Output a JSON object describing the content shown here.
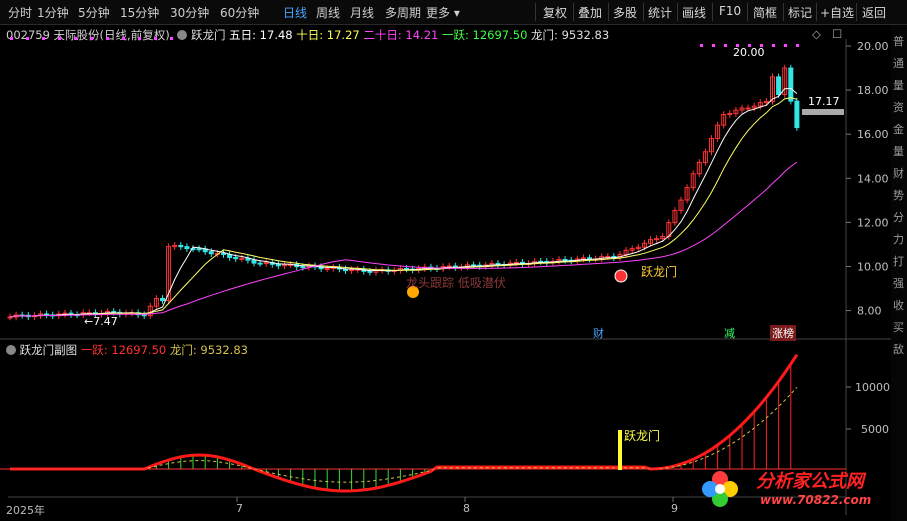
{
  "toolbar": {
    "periods": [
      "分时",
      "1分钟",
      "5分钟",
      "15分钟",
      "30分钟",
      "60分钟",
      "日线",
      "周线",
      "月线",
      "多周期",
      "更多 ▾"
    ],
    "active_period": "日线",
    "actions": [
      "复权",
      "叠加",
      "多股",
      "统计",
      "画线",
      "F10",
      "简框",
      "标记",
      "+自选",
      "返回"
    ]
  },
  "stock": {
    "header": "002759 天际股份(日线,前复权)",
    "indicator_name": "跃龙门",
    "ma5_label": "五日: 17.48",
    "ma10_label": "十日: 17.27",
    "ma20_label": "二十日: 14.21",
    "yiyue_label": "一跃: 12697.50",
    "longmen_label": "龙门: 9532.83"
  },
  "main_chart": {
    "price_ticks": [
      "20.00",
      "18.00",
      "16.00",
      "14.00",
      "12.00",
      "10.00",
      "8.00"
    ],
    "high_label": "20.00",
    "low_label": "7.47",
    "last_label": "17.17",
    "signal_text": "跃龙门",
    "watermark_text": "龙头跟踪 低吸潜伏",
    "tags": [
      "财",
      "减",
      "涨榜"
    ],
    "colors": {
      "up": "#ff3333",
      "down": "#33e6e6",
      "ma5": "#ffffff",
      "ma10": "#ffff66",
      "ma20": "#ff44ff",
      "ma_long": "#ff55ff"
    }
  },
  "sub_chart": {
    "title": "跃龙门副图",
    "yiyue_label": "一跃: 12697.50",
    "longmen_label": "龙门: 9532.83",
    "ticks": [
      "10000",
      "5000"
    ],
    "signal_text": "跃龙门"
  },
  "x_axis": {
    "labels": [
      "2025年",
      "7",
      "8",
      "9"
    ]
  },
  "right_strip": {
    "chars": [
      "普",
      "通",
      "量",
      "资",
      "金",
      "量",
      "财",
      "势",
      "分",
      "力",
      "打",
      "强",
      "收",
      "买",
      "敌"
    ]
  },
  "watermark": {
    "brand": "分析家公式网",
    "url": "www.70822.com"
  }
}
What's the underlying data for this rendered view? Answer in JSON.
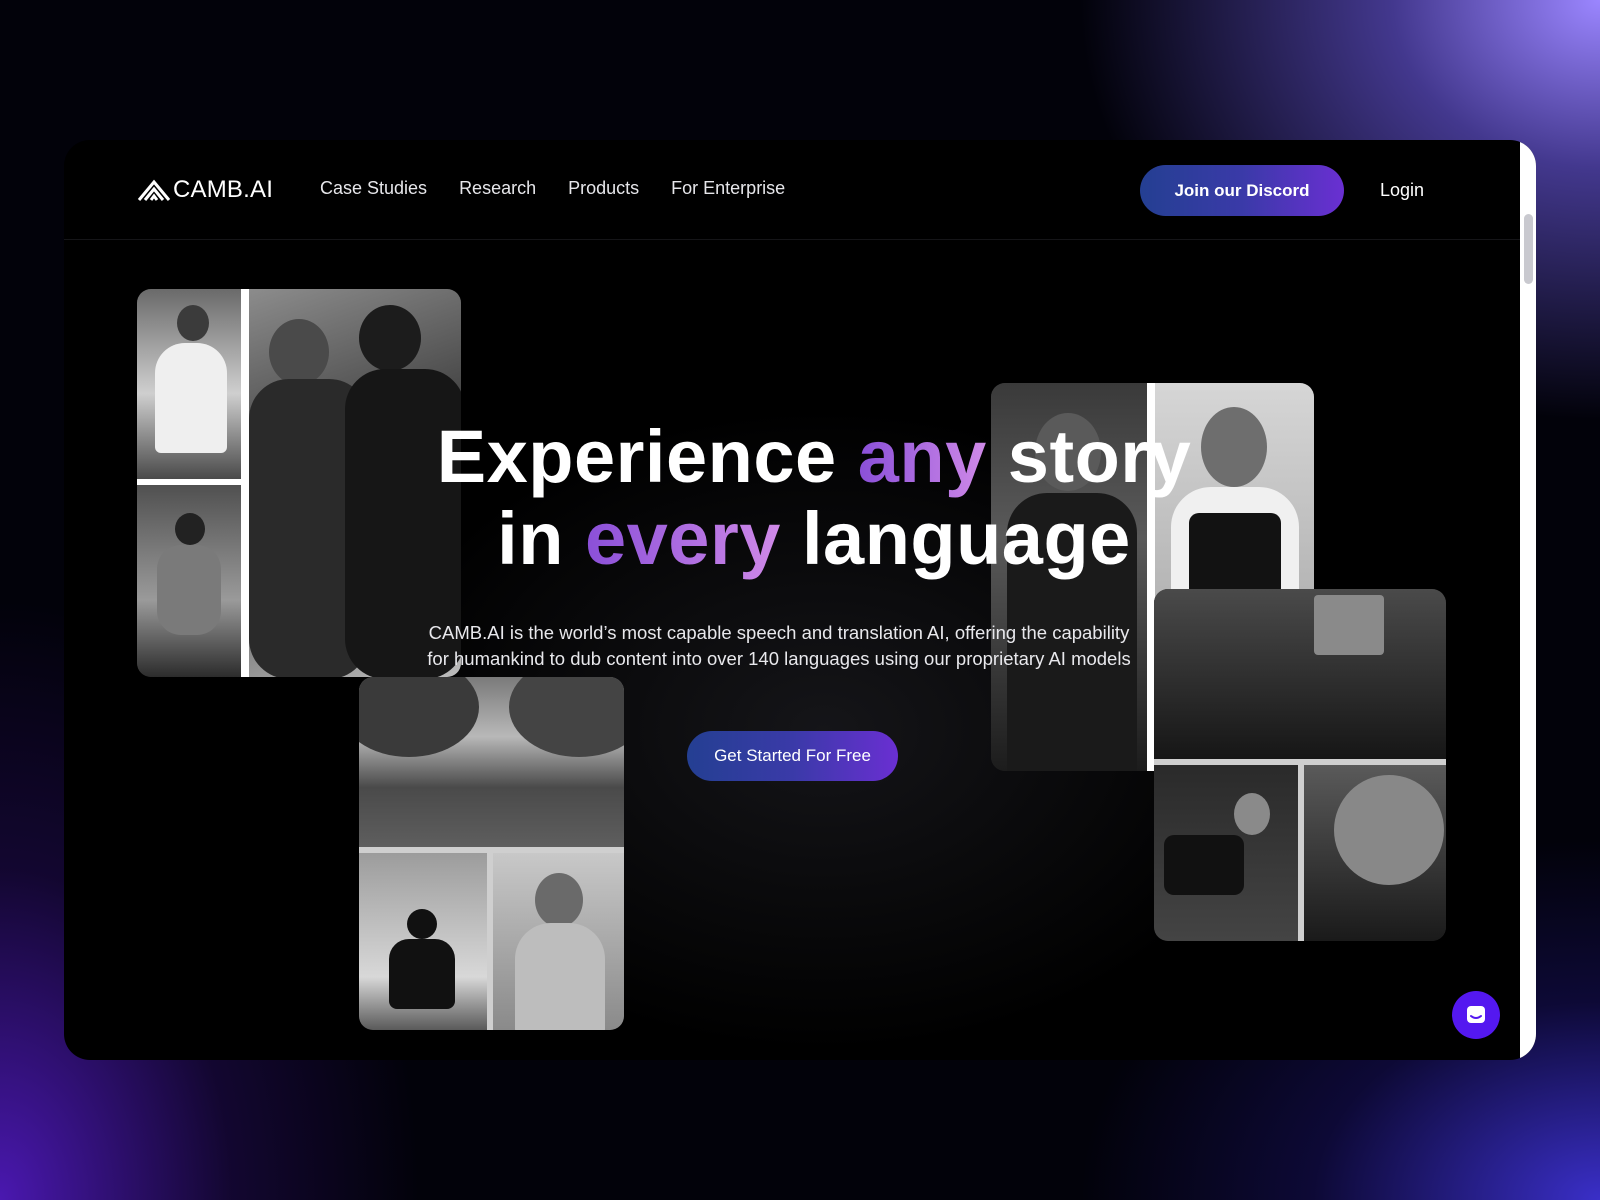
{
  "brand": {
    "name": "CAMB.AI"
  },
  "nav": {
    "links": [
      "Case Studies",
      "Research",
      "Products",
      "For Enterprise"
    ],
    "discord_label": "Join our Discord",
    "login_label": "Login"
  },
  "hero": {
    "line1_a": "Experience ",
    "line1_accent": "any",
    "line1_b": " story",
    "line2_a": "in ",
    "line2_accent": "every",
    "line2_b": " language",
    "subtitle": "CAMB.AI is the world’s most capable speech and translation AI, offering the capability for humankind to dub content into over 140 languages using our proprietary AI models",
    "cta_label": "Get Started For Free"
  },
  "colors": {
    "accent_purple": "#a46ae0",
    "button_gradient_start": "#243f92",
    "button_gradient_end": "#6a2fd2",
    "chat_button": "#5418f0"
  }
}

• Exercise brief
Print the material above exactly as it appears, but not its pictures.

• Reply
Output a JSON object describing the content shown here.
{
  "toolbar": {
    "periods": [
      "分时",
      "1分钟",
      "5分钟",
      "15分钟",
      "30分钟",
      "60分钟",
      "日线",
      "周线",
      "月线",
      "多周期",
      "更多 ▾"
    ],
    "active_period": "日线",
    "actions": [
      "复权",
      "叠加",
      "多股",
      "统计",
      "画线",
      "F10",
      "简框",
      "标记",
      "+自选",
      "返回"
    ]
  },
  "stock": {
    "header": "002759 天际股份(日线,前复权)",
    "indicator_name": "跃龙门",
    "ma5_label": "五日: 17.48",
    "ma10_label": "十日: 17.27",
    "ma20_label": "二十日: 14.21",
    "yiyue_label": "一跃: 12697.50",
    "longmen_label": "龙门: 9532.83"
  },
  "main_chart": {
    "price_ticks": [
      "20.00",
      "18.00",
      "16.00",
      "14.00",
      "12.00",
      "10.00",
      "8.00"
    ],
    "high_label": "20.00",
    "low_label": "7.47",
    "last_label": "17.17",
    "signal_text": "跃龙门",
    "watermark_text": "龙头跟踪 低吸潜伏",
    "tags": [
      "财",
      "减",
      "涨榜"
    ],
    "colors": {
      "up": "#ff3333",
      "down": "#33e6e6",
      "ma5": "#ffffff",
      "ma10": "#ffff66",
      "ma20": "#ff44ff",
      "ma_long": "#ff55ff"
    }
  },
  "sub_chart": {
    "title": "跃龙门副图",
    "yiyue_label": "一跃: 12697.50",
    "longmen_label": "龙门: 9532.83",
    "ticks": [
      "10000",
      "5000"
    ],
    "signal_text": "跃龙门"
  },
  "x_axis": {
    "labels": [
      "2025年",
      "7",
      "8",
      "9"
    ]
  },
  "right_strip": {
    "chars": [
      "普",
      "通",
      "量",
      "资",
      "金",
      "量",
      "财",
      "势",
      "分",
      "力",
      "打",
      "强",
      "收",
      "买",
      "敌"
    ]
  },
  "watermark": {
    "brand": "分析家公式网",
    "url": "www.70822.com"
  }
}
What's the underlying data for this rendered view? Answer in JSON.
{
  "brand": {
    "name": "CAMB.AI"
  },
  "nav": {
    "links": [
      "Case Studies",
      "Research",
      "Products",
      "For Enterprise"
    ],
    "discord_label": "Join our Discord",
    "login_label": "Login"
  },
  "hero": {
    "line1_a": "Experience ",
    "line1_accent": "any",
    "line1_b": " story",
    "line2_a": "in ",
    "line2_accent": "every",
    "line2_b": " language",
    "subtitle": "CAMB.AI is the world’s most capable speech and translation AI, offering the capability for humankind to dub content into over 140 languages using our proprietary AI models",
    "cta_label": "Get Started For Free"
  },
  "colors": {
    "accent_purple": "#a46ae0",
    "button_gradient_start": "#243f92",
    "button_gradient_end": "#6a2fd2",
    "chat_button": "#5418f0"
  }
}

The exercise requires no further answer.